Website and app data records:

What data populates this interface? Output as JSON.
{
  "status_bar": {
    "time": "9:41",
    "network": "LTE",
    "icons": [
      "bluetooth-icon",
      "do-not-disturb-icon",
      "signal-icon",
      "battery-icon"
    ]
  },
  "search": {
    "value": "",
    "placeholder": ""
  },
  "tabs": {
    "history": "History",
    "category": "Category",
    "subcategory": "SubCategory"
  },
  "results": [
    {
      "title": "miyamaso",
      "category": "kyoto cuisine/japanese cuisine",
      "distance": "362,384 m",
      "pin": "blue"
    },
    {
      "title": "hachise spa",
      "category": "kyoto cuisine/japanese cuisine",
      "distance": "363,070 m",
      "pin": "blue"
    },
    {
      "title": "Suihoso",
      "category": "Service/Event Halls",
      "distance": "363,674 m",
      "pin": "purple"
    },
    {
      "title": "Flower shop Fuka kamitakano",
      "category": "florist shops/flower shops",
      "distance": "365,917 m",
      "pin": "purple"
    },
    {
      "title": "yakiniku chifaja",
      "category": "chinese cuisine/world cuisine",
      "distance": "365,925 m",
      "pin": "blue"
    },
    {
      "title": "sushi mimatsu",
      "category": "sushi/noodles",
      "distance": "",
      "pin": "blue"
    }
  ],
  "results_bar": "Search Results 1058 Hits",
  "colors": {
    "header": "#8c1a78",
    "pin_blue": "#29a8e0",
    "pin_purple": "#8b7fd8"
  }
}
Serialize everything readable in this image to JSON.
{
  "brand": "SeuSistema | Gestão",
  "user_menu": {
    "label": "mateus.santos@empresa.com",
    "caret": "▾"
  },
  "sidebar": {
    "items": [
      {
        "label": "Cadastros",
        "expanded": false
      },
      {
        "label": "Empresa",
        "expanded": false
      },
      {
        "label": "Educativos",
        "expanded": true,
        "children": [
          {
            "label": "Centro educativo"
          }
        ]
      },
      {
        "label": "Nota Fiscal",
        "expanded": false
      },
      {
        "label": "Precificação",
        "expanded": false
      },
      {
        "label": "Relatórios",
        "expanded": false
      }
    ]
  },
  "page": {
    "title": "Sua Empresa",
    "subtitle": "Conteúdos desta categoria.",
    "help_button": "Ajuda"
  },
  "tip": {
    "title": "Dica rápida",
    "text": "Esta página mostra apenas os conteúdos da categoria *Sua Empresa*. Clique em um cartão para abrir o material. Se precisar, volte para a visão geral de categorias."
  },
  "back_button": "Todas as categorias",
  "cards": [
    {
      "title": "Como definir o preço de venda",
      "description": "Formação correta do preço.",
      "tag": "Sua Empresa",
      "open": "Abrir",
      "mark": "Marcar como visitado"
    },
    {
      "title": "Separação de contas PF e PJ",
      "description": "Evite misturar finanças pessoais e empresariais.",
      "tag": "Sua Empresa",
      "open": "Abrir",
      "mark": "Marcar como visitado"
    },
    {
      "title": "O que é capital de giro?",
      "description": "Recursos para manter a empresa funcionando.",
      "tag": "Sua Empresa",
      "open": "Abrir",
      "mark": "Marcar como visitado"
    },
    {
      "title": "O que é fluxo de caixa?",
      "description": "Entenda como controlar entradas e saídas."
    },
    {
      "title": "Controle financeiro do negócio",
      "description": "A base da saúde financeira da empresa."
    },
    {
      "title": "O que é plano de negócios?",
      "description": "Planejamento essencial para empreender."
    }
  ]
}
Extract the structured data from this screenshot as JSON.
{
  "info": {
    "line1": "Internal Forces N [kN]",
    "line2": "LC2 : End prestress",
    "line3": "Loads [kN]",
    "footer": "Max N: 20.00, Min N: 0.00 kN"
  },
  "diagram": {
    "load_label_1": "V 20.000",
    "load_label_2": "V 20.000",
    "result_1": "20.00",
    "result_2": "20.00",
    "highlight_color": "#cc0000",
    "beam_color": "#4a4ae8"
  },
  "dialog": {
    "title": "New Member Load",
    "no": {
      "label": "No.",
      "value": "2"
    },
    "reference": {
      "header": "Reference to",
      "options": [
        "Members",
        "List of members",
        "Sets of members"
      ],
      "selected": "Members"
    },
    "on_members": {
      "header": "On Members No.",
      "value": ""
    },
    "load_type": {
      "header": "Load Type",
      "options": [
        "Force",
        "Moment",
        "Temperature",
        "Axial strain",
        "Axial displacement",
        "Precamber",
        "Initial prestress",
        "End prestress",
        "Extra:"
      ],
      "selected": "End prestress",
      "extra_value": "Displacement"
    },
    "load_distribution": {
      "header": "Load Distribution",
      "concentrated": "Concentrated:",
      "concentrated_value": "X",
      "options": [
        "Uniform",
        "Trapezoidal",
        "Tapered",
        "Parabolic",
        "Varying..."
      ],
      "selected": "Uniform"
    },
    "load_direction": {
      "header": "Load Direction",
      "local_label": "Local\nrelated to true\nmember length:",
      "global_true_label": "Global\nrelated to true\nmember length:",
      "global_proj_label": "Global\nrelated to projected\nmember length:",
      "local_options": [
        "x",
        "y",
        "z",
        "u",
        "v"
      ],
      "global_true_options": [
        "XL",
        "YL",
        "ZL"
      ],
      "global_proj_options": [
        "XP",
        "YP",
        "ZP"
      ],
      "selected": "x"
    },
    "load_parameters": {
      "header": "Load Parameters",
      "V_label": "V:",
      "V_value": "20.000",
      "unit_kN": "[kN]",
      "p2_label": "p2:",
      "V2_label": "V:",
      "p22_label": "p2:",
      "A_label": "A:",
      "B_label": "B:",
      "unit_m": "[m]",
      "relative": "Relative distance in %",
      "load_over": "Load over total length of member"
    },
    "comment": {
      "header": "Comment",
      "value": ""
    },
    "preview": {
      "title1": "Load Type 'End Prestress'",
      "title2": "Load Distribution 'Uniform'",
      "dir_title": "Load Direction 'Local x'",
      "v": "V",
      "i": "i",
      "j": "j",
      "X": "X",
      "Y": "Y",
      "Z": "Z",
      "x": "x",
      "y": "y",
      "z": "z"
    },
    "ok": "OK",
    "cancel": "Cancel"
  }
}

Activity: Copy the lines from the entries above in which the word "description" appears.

Task result:
      "description": "Formação correta do preço.",
      "description": "Evite misturar finanças pessoais e empresariais.",
      "description": "Recursos para manter a empresa funcionando.",
      "description": "Entenda como controlar entradas e saídas."
      "description": "A base da saúde financeira da empresa."
      "description": "Planejamento essencial para empreender."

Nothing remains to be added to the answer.